As you know, Bruce has been embroiled in trouble since angrily kicking a news photographer in the knee during the lawmaker's very first session at the state Capitol in Denver. The kick came after the photographer took Bruce's picture during a prayer. ("Our father, who art in heaven, hallowed be thy ouch.")
Nine days later, as of our deadline for this paper, the leaders of our state House still were debating how to punish Bruce. Finally,on Thursday, they voted 62-1 (no, Bruce wasn't the one; he wasn't allowed to vote) to censure him, something that never had happened in the Legislature's history.
So, after watching the lawmakers follow their usual habit of moving with tortoise-like speed, let's review some of what we've learned:
If you listen to Republicans in El Paso County, the kick was the result of the Rocky Mountain News photographer intentionally placing his knee in front of Bruce's shoe just as the lawmaker was having an attack of that restless legs syndrome we've been seeing on TV ads.
The county's Republicans who still claim they were not on drugs when they sent the former county commissioner to Denver actually believe the kick was not Bruce's fault. It's a belief deeply rooted in their love of their political party and, of course, the suspected inbreeding that keeps their population up.
Here is an excerpt from an actual letter to the editor by a typical reader of the Gazette, which is hiring Bruce to kick-start its plummeting circulation:
"[Bruce] mirrors the patriots who started this great nation over 200 years ago." Tony Staley
Tony was referring to that moment in American history when, during a debate about the Louisiana Purchase in 1803, Thomas Jefferson kicked Aaron Burr in the knee. (Historians say after he stopped hopping around, Burr pointed out an alleged stain on the president's frilly shirt, and when Jefferson looked down to find it, Burr shoved his finger under the president's nose and flicked it, setting off the War of 1812.)
Another typical Gazette reader, Joanne Runstadler, wrote: "It is the Rocky Mountain News that should apologize ..."
(Footnote: Runstadler is also still waiting for Native Americans to apologize for picking on Gen. George Custer in 1876.)
Bruce himself described the full kick as a "poke" or a "nudge," which changed the thinking of many Coloradans. In a survey last weekend, 98 percent say they would now like to give Bruce a good, swift nudge in the testicles.
Bruce's nudge-poke claim came despite the kick being captured by a TV camera, complete with a loud thwack. Sound analysis experts examined the tape and on Tuesday issued the following finding:
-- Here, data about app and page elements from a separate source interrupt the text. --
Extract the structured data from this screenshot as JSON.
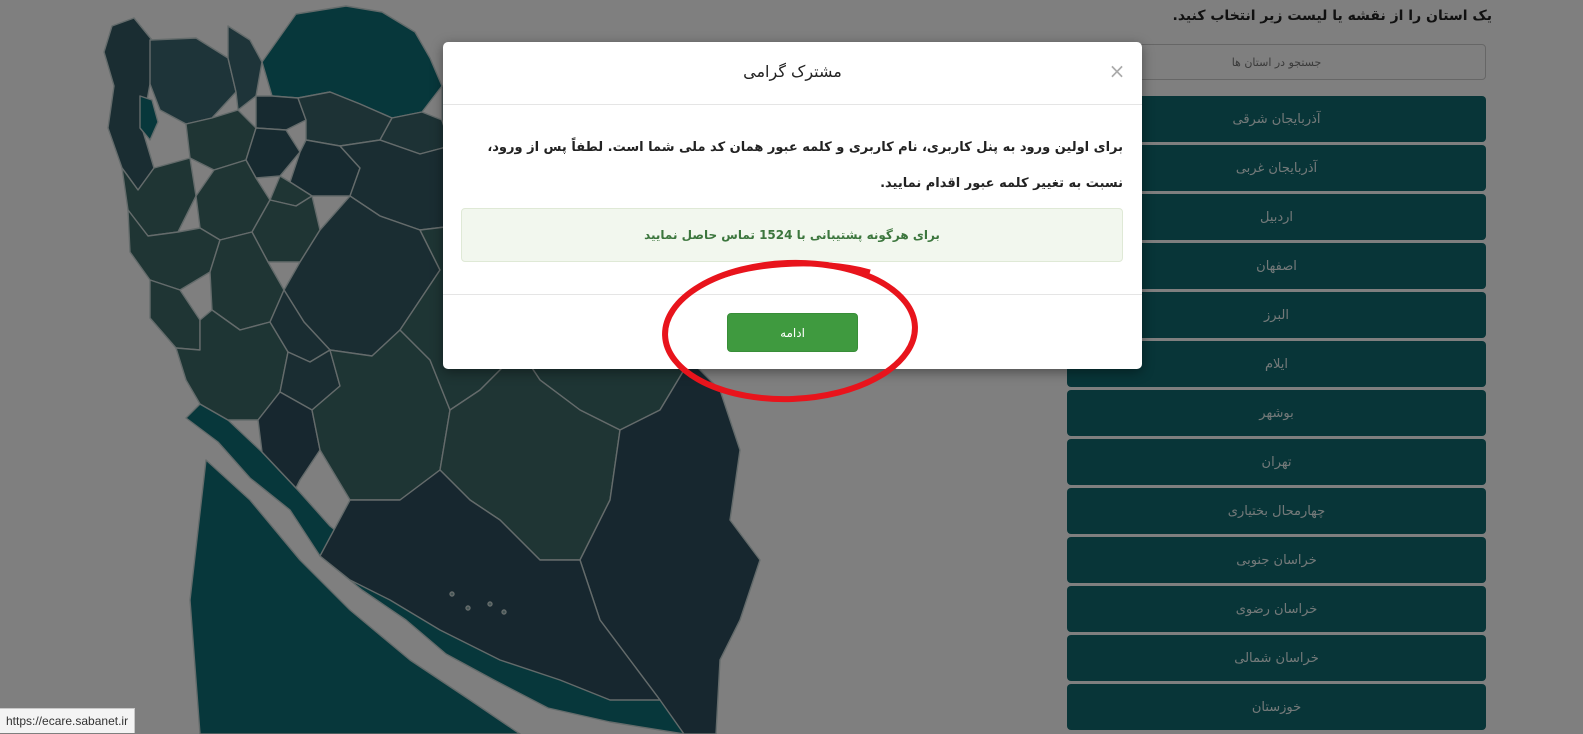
{
  "panel": {
    "title": "یک استان را از نقشه یا لیست زیر انتخاب کنید.",
    "search_placeholder": "جستجو در استان ها",
    "provinces": [
      "آذربایجان شرقی",
      "آذربایجان غربی",
      "اردبیل",
      "اصفهان",
      "البرز",
      "ایلام",
      "بوشهر",
      "تهران",
      "چهارمحال بختیاری",
      "خراسان جنوبی",
      "خراسان رضوی",
      "خراسان شمالی",
      "خوزستان"
    ]
  },
  "modal": {
    "title": "مشترک گرامی",
    "close_symbol": "×",
    "body": "برای اولین ورود به پنل کاربری، نام کاربری و کلمه عبور همان کد ملی شما است. لطفاً پس از ورود، نسبت به تغییر کلمه عبور اقدام نمایید.",
    "alert": "برای هرگونه پشتیبانی با 1524 تماس حاصل نمایید",
    "continue_label": "ادامه"
  },
  "status_bar": {
    "url": "https://ecare.sabanet.ir"
  },
  "colors": {
    "province_button": "#116b70",
    "continue_button": "#3f9a3f",
    "alert_text": "#3c763d",
    "annotation": "#e8141c"
  }
}
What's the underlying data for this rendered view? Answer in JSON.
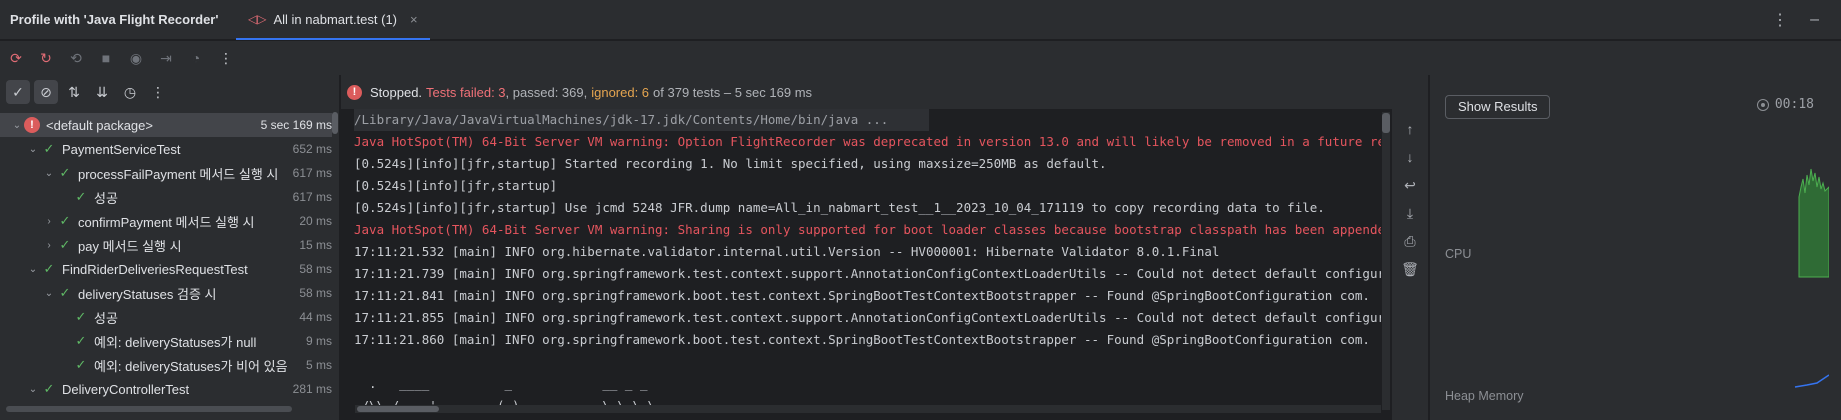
{
  "titlebar": {
    "app_title": "Profile with 'Java Flight Recorder'",
    "tab_label": "All in nabmart.test (1)",
    "tab_close": "×",
    "menu_icon": "⋮",
    "minimize_icon": "–"
  },
  "toolbar": {
    "icons": [
      "rerun-failed-icon",
      "rerun-icon",
      "debug-failed-icon",
      "stop-icon",
      "snapshot-icon",
      "export-icon",
      "coverage-icon",
      "more-icon"
    ]
  },
  "left_toolbar": {
    "icons": [
      "show-passed-icon",
      "show-ignored-icon",
      "sort-alpha-icon",
      "sort-duration-icon",
      "history-icon",
      "more-icon"
    ]
  },
  "tree": [
    {
      "label": "<default package>",
      "time": "5 sec 169 ms",
      "status": "failed",
      "indent": 0,
      "expanded": true,
      "selected": true
    },
    {
      "label": "PaymentServiceTest",
      "time": "652 ms",
      "status": "passed",
      "indent": 1,
      "expanded": true
    },
    {
      "label": "processFailPayment 메서드 실행 시",
      "time": "617 ms",
      "status": "passed",
      "indent": 2,
      "expanded": true
    },
    {
      "label": "성공",
      "time": "617 ms",
      "status": "passed",
      "indent": 3,
      "expanded": null
    },
    {
      "label": "confirmPayment 메서드 실행 시",
      "time": "20 ms",
      "status": "passed",
      "indent": 2,
      "expanded": false
    },
    {
      "label": "pay 메서드 실행 시",
      "time": "15 ms",
      "status": "passed",
      "indent": 2,
      "expanded": false
    },
    {
      "label": "FindRiderDeliveriesRequestTest",
      "time": "58 ms",
      "status": "passed",
      "indent": 1,
      "expanded": true
    },
    {
      "label": "deliveryStatuses 검증 시",
      "time": "58 ms",
      "status": "passed",
      "indent": 2,
      "expanded": true
    },
    {
      "label": "성공",
      "time": "44 ms",
      "status": "passed",
      "indent": 3,
      "expanded": null
    },
    {
      "label": "예외: deliveryStatuses가 null",
      "time": "9 ms",
      "status": "passed",
      "indent": 3,
      "expanded": null
    },
    {
      "label": "예외: deliveryStatuses가 비어 있음",
      "time": "5 ms",
      "status": "passed",
      "indent": 3,
      "expanded": null
    },
    {
      "label": "DeliveryControllerTest",
      "time": "281 ms",
      "status": "passed",
      "indent": 1,
      "expanded": true
    }
  ],
  "status": {
    "stopped": "Stopped.",
    "failed": "Tests failed: 3",
    "passed": ", passed: 369,",
    "ignored": "ignored: 6",
    "rest": "of 379 tests – 5 sec 169 ms"
  },
  "console": [
    {
      "text": "/Library/Java/JavaVirtualMachines/jdk-17.jdk/Contents/Home/bin/java ...",
      "kind": "first"
    },
    {
      "text": "Java HotSpot(TM) 64-Bit Server VM warning: Option FlightRecorder was deprecated in version 13.0 and will likely be removed in a future release.",
      "kind": "red"
    },
    {
      "text": "[0.524s][info][jfr,startup] Started recording 1. No limit specified, using maxsize=250MB as default.",
      "kind": "normal"
    },
    {
      "text": "[0.524s][info][jfr,startup]",
      "kind": "normal"
    },
    {
      "text": "[0.524s][info][jfr,startup] Use jcmd 5248 JFR.dump name=All_in_nabmart_test__1__2023_10_04_171119 to copy recording data to file.",
      "kind": "normal"
    },
    {
      "text": "Java HotSpot(TM) 64-Bit Server VM warning: Sharing is only supported for boot loader classes because bootstrap classpath has been appended",
      "kind": "red"
    },
    {
      "text": "17:11:21.532 [main] INFO org.hibernate.validator.internal.util.Version -- HV000001: Hibernate Validator 8.0.1.Final",
      "kind": "normal"
    },
    {
      "text": "17:11:21.739 [main] INFO org.springframework.test.context.support.AnnotationConfigContextLoaderUtils -- Could not detect default configuration",
      "kind": "normal"
    },
    {
      "text": "17:11:21.841 [main] INFO org.springframework.boot.test.context.SpringBootTestContextBootstrapper -- Found @SpringBootConfiguration com.",
      "kind": "normal"
    },
    {
      "text": "17:11:21.855 [main] INFO org.springframework.test.context.support.AnnotationConfigContextLoaderUtils -- Could not detect default configuration",
      "kind": "normal"
    },
    {
      "text": "17:11:21.860 [main] INFO org.springframework.boot.test.context.SpringBootTestContextBootstrapper -- Found @SpringBootConfiguration com.",
      "kind": "normal"
    },
    {
      "text": "",
      "kind": "normal"
    },
    {
      "text": "  .   ____          _            __ _ _",
      "kind": "normal"
    },
    {
      "text": " /\\\\ / ___'_ __ _ _(_)_ __  __ _ \\ \\ \\ \\",
      "kind": "normal"
    }
  ],
  "console_side": {
    "icons": [
      "up-arrow-icon",
      "down-arrow-icon",
      "soft-wrap-icon",
      "scroll-to-end-icon",
      "print-icon",
      "trash-icon"
    ]
  },
  "profiler": {
    "show_results": "Show Results",
    "timer": "00:18",
    "cpu_label": "CPU",
    "heap_label": "Heap Memory"
  },
  "colors": {
    "passed": "#5fb865",
    "failed": "#db5c5c",
    "ignored": "#e5a550",
    "accent": "#3574f0",
    "cpu_chart": "#4caf50",
    "heap_chart": "#3574f0"
  }
}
"It is the unmistakable sound of a human kneecap being impacted with moderate to heavy force by a cheap, brown loafer that smells terrible, a shoe likely owned by an aging man who has never been married, a lawmaker, perhaps, who probably spends a lot of time in the bathroom "conducting non-public hearings,' if you know what we mean."
I am just kidding, of course. The experts didn't say anything about the shoe being brown.
Seriously, Workplace Violence Headquarters, a private research firm, says such incidents take place some 1.5 million times each year in offices and other places of work. The company calls punching and kicking "simple assaults," and says the typical offender shows signs that include bullying and having emotional problems.
(To which I, in this specific case, might add: Check. Check.)
And there's this sign:
A loner. Withdrawn. Feels nobody listens to him. Feels picked on.
Bruce tried to do something last summer in that loner department. He flew halfway around the world and conducted a month-long search (unsuccessful, unless you count the startled donkey in Belarus) for a companion, a quest that took him to remote lands such as Kazakhstan and Kyrgyzstan.
And even the most likely of places for Bruce to find a soulmate: Kickistan.
Listen to Rich Tosches on the Darren and Coba Show, Thursdays at 8 a.m. on MY99.9. Reach him at email@example.com.